    Is it stealing it back if you give them their money back, though

    Olivaw on
    signature-deffo.jpg
    PSN ID : DetectiveOlivaw | TWITTER | STEAM ID | NEVER FORGET
  • Options
    FramlingFramling FaceHead Geebs has bad ideas.Registered User regular
    edited December 2009
    Olivaw wrote: »
    Framling wrote: »
    FyreWulff wrote: »
    Basically Amazon was between a rock and a hard place

    If they let people keep it they could have been sued for copyright infringement


    Disabling it and refunding it was the best move they could make, and I guess they'll update their procedures to check the rights trail for any books added to their store.

    Umm, they did. They did commit copyright infringement. Too fucking bad for them. The fact that they don't want to get in trouble for something they already did doesn't mean they get to steal it back from the people that bought it.

    Is it stealing it back if you give them their money back, though

    Yeah, sure it's stealing.
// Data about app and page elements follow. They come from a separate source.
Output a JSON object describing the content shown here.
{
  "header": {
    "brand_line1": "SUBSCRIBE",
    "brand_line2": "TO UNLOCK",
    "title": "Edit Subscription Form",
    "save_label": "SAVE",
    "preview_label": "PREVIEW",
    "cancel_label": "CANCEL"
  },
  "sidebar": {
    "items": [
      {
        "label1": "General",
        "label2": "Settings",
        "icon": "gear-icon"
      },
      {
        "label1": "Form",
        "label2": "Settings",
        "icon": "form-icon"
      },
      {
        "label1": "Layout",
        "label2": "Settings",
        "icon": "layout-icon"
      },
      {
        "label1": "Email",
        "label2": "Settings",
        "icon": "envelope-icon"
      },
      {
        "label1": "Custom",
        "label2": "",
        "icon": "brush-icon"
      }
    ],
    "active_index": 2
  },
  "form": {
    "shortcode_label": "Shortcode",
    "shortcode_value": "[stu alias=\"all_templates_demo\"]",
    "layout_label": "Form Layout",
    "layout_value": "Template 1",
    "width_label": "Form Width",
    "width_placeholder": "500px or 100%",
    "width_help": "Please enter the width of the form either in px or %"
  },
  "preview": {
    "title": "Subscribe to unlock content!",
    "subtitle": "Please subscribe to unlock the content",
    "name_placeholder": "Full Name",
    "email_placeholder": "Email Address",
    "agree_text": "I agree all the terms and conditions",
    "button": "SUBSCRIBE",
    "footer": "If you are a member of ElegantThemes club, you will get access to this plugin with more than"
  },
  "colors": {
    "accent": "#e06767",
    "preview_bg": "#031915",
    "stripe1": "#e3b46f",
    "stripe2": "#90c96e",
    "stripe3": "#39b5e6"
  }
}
    I'm not going to buy something unless that thing is worth more to me than the amount of money I'm paying. That's how commerce works. Both sides get something that's worth more to them than what they're giving up.

    So if you go back on that transaction, you're stealing back that value. I don't care that you're also giving up the extra value you got out of the deal, if you're going to take something that's worth more to me than what you're giving me in exchange, and you don't have my explicit permission to do so, that's theft.

    Framling on
    you're = you are
    your = belonging to you

    their = belonging to them
    there = not here
    they're = they are
This discussion has been closed.